For one, the companies utilize “job placement” programs for Uyghurs run by the government, which finds jobs for Uyghurs at companies run by Han Chinese that “cannot be freely refused” by the Uyghurs.
The companies also openly participate in the government’s “forced assimilation practices,” the report says, and have even been feted by authorities for playing a proactive role in forced assimilation.
Despite this, hundreds of American companies have reported supply-chain exposure to the four companies under laws that force companies to report to regulators the refineries from which they source gold.
Mattel, Macy’s, Nordstrom, Starbucks, Home Depot, Apple and Tesla are among 397 companies that have reported exposure to Zijin Mining.

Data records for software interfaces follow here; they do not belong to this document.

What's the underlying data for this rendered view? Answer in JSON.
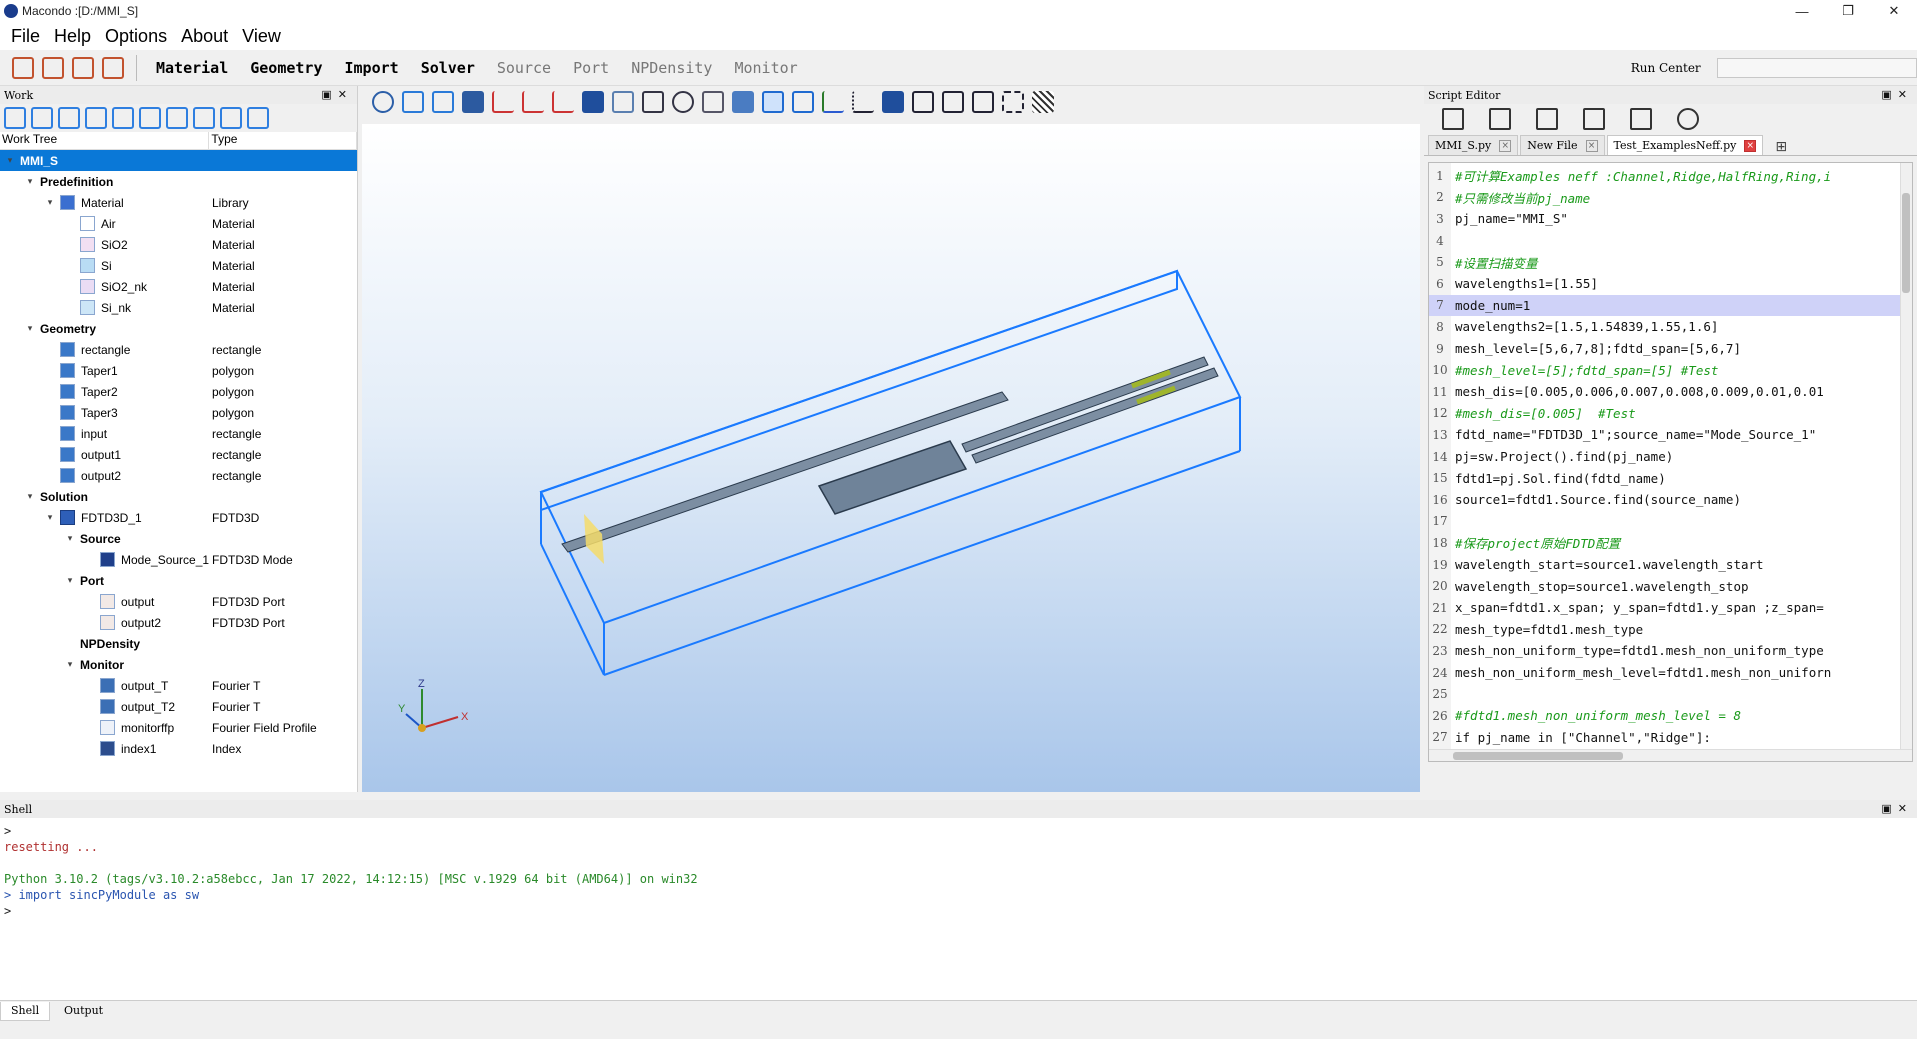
{
  "titlebar": {
    "title": "Macondo :[D:/MMI_S]",
    "minimize": "—",
    "restore": "❐",
    "close": "✕"
  },
  "menu": [
    "File",
    "Help",
    "Options",
    "About",
    "View"
  ],
  "toolbar": {
    "labels": [
      "Material",
      "Geometry",
      "Import",
      "Solver",
      "Source",
      "Port",
      "NPDensity",
      "Monitor"
    ],
    "run_center": "Run Center"
  },
  "work_panel": {
    "title": "Work",
    "col_tree": "Work Tree",
    "col_type": "Type",
    "rows": [
      {
        "name": "MMI_S",
        "type": "",
        "depth": 0,
        "arrow": "▾",
        "bold": true,
        "selected": true,
        "icon": ""
      },
      {
        "name": "Predefinition",
        "type": "",
        "depth": 1,
        "arrow": "▾",
        "bold": true,
        "icon": ""
      },
      {
        "name": "Material",
        "type": "Library",
        "depth": 2,
        "arrow": "▾",
        "icon": "material-library-icon",
        "color": "#3a6fd0"
      },
      {
        "name": "Air",
        "type": "Material",
        "depth": 3,
        "arrow": "",
        "icon": "material-swatch-icon",
        "color": "#ffffff"
      },
      {
        "name": "SiO2",
        "type": "Material",
        "depth": 3,
        "arrow": "",
        "icon": "material-swatch-icon",
        "color": "#f2dff2"
      },
      {
        "name": "Si",
        "type": "Material",
        "depth": 3,
        "arrow": "",
        "icon": "material-swatch-icon",
        "color": "#b9dcf4"
      },
      {
        "name": "SiO2_nk",
        "type": "Material",
        "depth": 3,
        "arrow": "",
        "icon": "material-swatch-icon",
        "color": "#eadcf4"
      },
      {
        "name": "Si_nk",
        "type": "Material",
        "depth": 3,
        "arrow": "",
        "icon": "material-swatch-icon",
        "color": "#cde6f7"
      },
      {
        "name": "Geometry",
        "type": "",
        "depth": 1,
        "arrow": "▾",
        "bold": true,
        "icon": ""
      },
      {
        "name": "rectangle",
        "type": "rectangle",
        "depth": 2,
        "arrow": "",
        "icon": "geometry-icon",
        "color": "#3a78c8"
      },
      {
        "name": "Taper1",
        "type": "polygon",
        "depth": 2,
        "arrow": "",
        "icon": "geometry-icon",
        "color": "#3a78c8"
      },
      {
        "name": "Taper2",
        "type": "polygon",
        "depth": 2,
        "arrow": "",
        "icon": "geometry-icon",
        "color": "#3a78c8"
      },
      {
        "name": "Taper3",
        "type": "polygon",
        "depth": 2,
        "arrow": "",
        "icon": "geometry-icon",
        "color": "#3a78c8"
      },
      {
        "name": "input",
        "type": "rectangle",
        "depth": 2,
        "arrow": "",
        "icon": "geometry-icon",
        "color": "#3a78c8"
      },
      {
        "name": "output1",
        "type": "rectangle",
        "depth": 2,
        "arrow": "",
        "icon": "geometry-icon",
        "color": "#3a78c8"
      },
      {
        "name": "output2",
        "type": "rectangle",
        "depth": 2,
        "arrow": "",
        "icon": "geometry-icon",
        "color": "#3a78c8"
      },
      {
        "name": "Solution",
        "type": "",
        "depth": 1,
        "arrow": "▾",
        "bold": true,
        "icon": ""
      },
      {
        "name": "FDTD3D_1",
        "type": "FDTD3D",
        "depth": 2,
        "arrow": "▾",
        "icon": "fdtd-icon",
        "color": "#2e5fb8",
        "dark": true
      },
      {
        "name": "Source",
        "type": "",
        "depth": 3,
        "arrow": "▾",
        "bold": true,
        "icon": ""
      },
      {
        "name": "Mode_Source_1",
        "type": "FDTD3D Mode",
        "depth": 4,
        "arrow": "",
        "icon": "mode-source-icon",
        "color": "#1f3f8a"
      },
      {
        "name": "Port",
        "type": "",
        "depth": 3,
        "arrow": "▾",
        "bold": true,
        "icon": ""
      },
      {
        "name": "output",
        "type": "FDTD3D Port",
        "depth": 4,
        "arrow": "",
        "icon": "port-icon",
        "color": "#f2e9e6"
      },
      {
        "name": "output2",
        "type": "FDTD3D Port",
        "depth": 4,
        "arrow": "",
        "icon": "port-icon",
        "color": "#f2e9e6"
      },
      {
        "name": "NPDensity",
        "type": "",
        "depth": 3,
        "arrow": "",
        "bold": true,
        "icon": ""
      },
      {
        "name": "Monitor",
        "type": "",
        "depth": 3,
        "arrow": "▾",
        "bold": true,
        "icon": ""
      },
      {
        "name": "output_T",
        "type": "Fourier T",
        "depth": 4,
        "arrow": "",
        "icon": "monitor-icon",
        "color": "#3b6fb5"
      },
      {
        "name": "output_T2",
        "type": "Fourier T",
        "depth": 4,
        "arrow": "",
        "icon": "monitor-icon",
        "color": "#3b6fb5"
      },
      {
        "name": "monitorffp",
        "type": "Fourier Field Profile",
        "depth": 4,
        "arrow": "",
        "icon": "monitor-icon",
        "color": "#eef2f9"
      },
      {
        "name": "index1",
        "type": "Index",
        "depth": 4,
        "arrow": "",
        "icon": "index-icon",
        "color": "#2c4d8d"
      }
    ]
  },
  "viewport": {
    "axis_x": "X",
    "axis_y": "Y",
    "axis_z": "Z"
  },
  "script_editor": {
    "title": "Script Editor",
    "tabs": [
      {
        "label": "MMI_S.py",
        "active": false
      },
      {
        "label": "New File",
        "active": false
      },
      {
        "label": "Test_ExamplesNeff.py",
        "active": true
      }
    ],
    "lines": [
      {
        "n": "1",
        "text": "#可计算Examples neff :Channel,Ridge,HalfRing,Ring,i",
        "comment": true
      },
      {
        "n": "2",
        "text": "#只需修改当前pj_name",
        "comment": true
      },
      {
        "n": "3",
        "text": "pj_name=\"MMI_S\""
      },
      {
        "n": "4",
        "text": ""
      },
      {
        "n": "5",
        "text": "#设置扫描变量",
        "comment": true
      },
      {
        "n": "6",
        "text": "wavelengths1=[1.55]"
      },
      {
        "n": "7",
        "text": "mode_num=1",
        "highlight": true
      },
      {
        "n": "8",
        "text": "wavelengths2=[1.5,1.54839,1.55,1.6]"
      },
      {
        "n": "9",
        "text": "mesh_level=[5,6,7,8];fdtd_span=[5,6,7]"
      },
      {
        "n": "10",
        "text": "#mesh_level=[5];fdtd_span=[5] #Test",
        "comment": true
      },
      {
        "n": "11",
        "text": "mesh_dis=[0.005,0.006,0.007,0.008,0.009,0.01,0.01"
      },
      {
        "n": "12",
        "text": "#mesh_dis=[0.005]  #Test",
        "comment": true
      },
      {
        "n": "13",
        "text": "fdtd_name=\"FDTD3D_1\";source_name=\"Mode_Source_1\""
      },
      {
        "n": "14",
        "text": "pj=sw.Project().find(pj_name)"
      },
      {
        "n": "15",
        "text": "fdtd1=pj.Sol.find(fdtd_name)"
      },
      {
        "n": "16",
        "text": "source1=fdtd1.Source.find(source_name)"
      },
      {
        "n": "17",
        "text": ""
      },
      {
        "n": "18",
        "text": "#保存project原始FDTD配置",
        "comment": true
      },
      {
        "n": "19",
        "text": "wavelength_start=source1.wavelength_start"
      },
      {
        "n": "20",
        "text": "wavelength_stop=source1.wavelength_stop"
      },
      {
        "n": "21",
        "text": "x_span=fdtd1.x_span; y_span=fdtd1.y_span ;z_span="
      },
      {
        "n": "22",
        "text": "mesh_type=fdtd1.mesh_type"
      },
      {
        "n": "23",
        "text": "mesh_non_uniform_type=fdtd1.mesh_non_uniform_type"
      },
      {
        "n": "24",
        "text": "mesh_non_uniform_mesh_level=fdtd1.mesh_non_uniforn"
      },
      {
        "n": "25",
        "text": ""
      },
      {
        "n": "26",
        "text": "#fdtd1.mesh_non_uniform_mesh_level = 8",
        "comment": true
      },
      {
        "n": "27",
        "text": "if pj_name in [\"Channel\",\"Ridge\"]:"
      }
    ]
  },
  "shell": {
    "title": "Shell",
    "lines": [
      {
        "text": ">",
        "color": "#222222"
      },
      {
        "text": "resetting ...",
        "color": "#b03030"
      },
      {
        "text": "",
        "color": "#222222"
      },
      {
        "text": "Python 3.10.2 (tags/v3.10.2:a58ebcc, Jan 17 2022, 14:12:15) [MSC v.1929 64 bit (AMD64)] on win32",
        "color": "#2a8a2a"
      },
      {
        "text": "> import sincPyModule as sw",
        "color": "#2a55b0"
      },
      {
        "text": ">",
        "color": "#222222"
      }
    ]
  },
  "bottom_tabs": [
    {
      "label": "Shell",
      "active": true
    },
    {
      "label": "Output",
      "active": false
    }
  ],
  "colors": {
    "accent": "#0a78d7",
    "box_outline": "#1a7aff",
    "waveguide": "#6f8399",
    "comment_green": "#1a9a1a"
  }
}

American Eagle, Sony and Amazon, meanwhile, are among 399 companies with reported exposure to Shandong Gold.
There’s also T-Mobile, General Motors, Hasbro and Columbia Sportswear, who are among 409 companies who have reported exposure to Zhaojin Gold, and Ford, Dolby, Best Buy and Kohl’s, who are among 277 with reported exposure to Lingbao Gold.
Apple spokesperson Nick Leahy told Radio Free Asia he could not comment on the specifics of the report before reading it, but pointed to Apple’s 2023 supply chain progress report, which says “Apple does not tolerate forced labor” and works with third-parties to monitor its suppliers.
Leahy added the London Bullion Market Association, which compiles the Good Delivery List, recently evaluated claims against Zijin Mining.
“They investigated them, and they didn’t find anything on them, so they remain on the LBMA Good Delivery List,” he said, adding Apple would not work with them otherwise. “We’re very forthcoming about our zero tolerance for any forced labor anywhere in our supply chain.”
RFA also reached out to T-Mobile, Mattel and Starbucks about their due diligence measures, but did not receive a response.
In their report, C4ADS notes the “exposure” to the mines in question is reported to U.S. regulators by the companies using “standardized language” that denotes the mere possibility of gold being sourced from them, and does not necessarily mean the gold was in fact used.
“However, the risk of exposure to [Xinjiang] gold for any company sourcing from China is obvious,” it says. “There is a moral, legal, and regulatory need for companies to conduct better due diligence to ensure they are not buying [Xinjiang] gold or other minerals.”
It’s also not only supply chains where gold mined by Uyghur slaves may have been financially supported by American consumers.
C4ADS also notes that while goods produced in Xinjiang are explicitly prohibited from entering the United States, “investment in companies registered in or manufacturing in the Uyghur region is not.”
That means many U.S. financial institutions offering index funds that target emerging markets, or even the Chinese market specifically, have included the stocks of gold companies operating in Xinjiang.
“Many Chinese mining companies with mines in [Xinjiang] are publicly traded,” it says, and investors “may be unwittingly putting their money into companies complicit in the repression and exploitation of the Uyghur region through investment products like index funds.”
Zijin Mining, Shandong Gold and Zhaojin Mining, the report says, “have all been included in various investment funds offered by Vanguard, Fidelity, Blackstone, WisdomTree, USAA, JPMorgan Chase, and many others,” as well as in basic retirement funds.
Call for boycott
Ilshat Hassan Kokbore, the vice president of the executive committee of the World Uyghur Congress, told RFA that Uyghurs had for decades been forced to do dangerous mining work for China, beginning with the mining of uranium he said had given many of the victims cancer.
“The U.S. government has sanctioned many Chinese companies implicated with Uyghur forced labor, but not many mining companies are among those sanctioned,” Kokbore said, adding many Uyghurs are now forced to mine lithium used for batteries in high-end technology.
He called for regulatory intervention but also for brands to voluntarily increase due diligence to avoid buying Uyghur-mined minerals, which he said would reduce the profitability of Uyghur slave labor.
“If American corporations like Apple and Tesla also boycott these products made by Uyghur forced labor, it will have a huge impact on China to stop the atrocities against Uyghurs,” he said.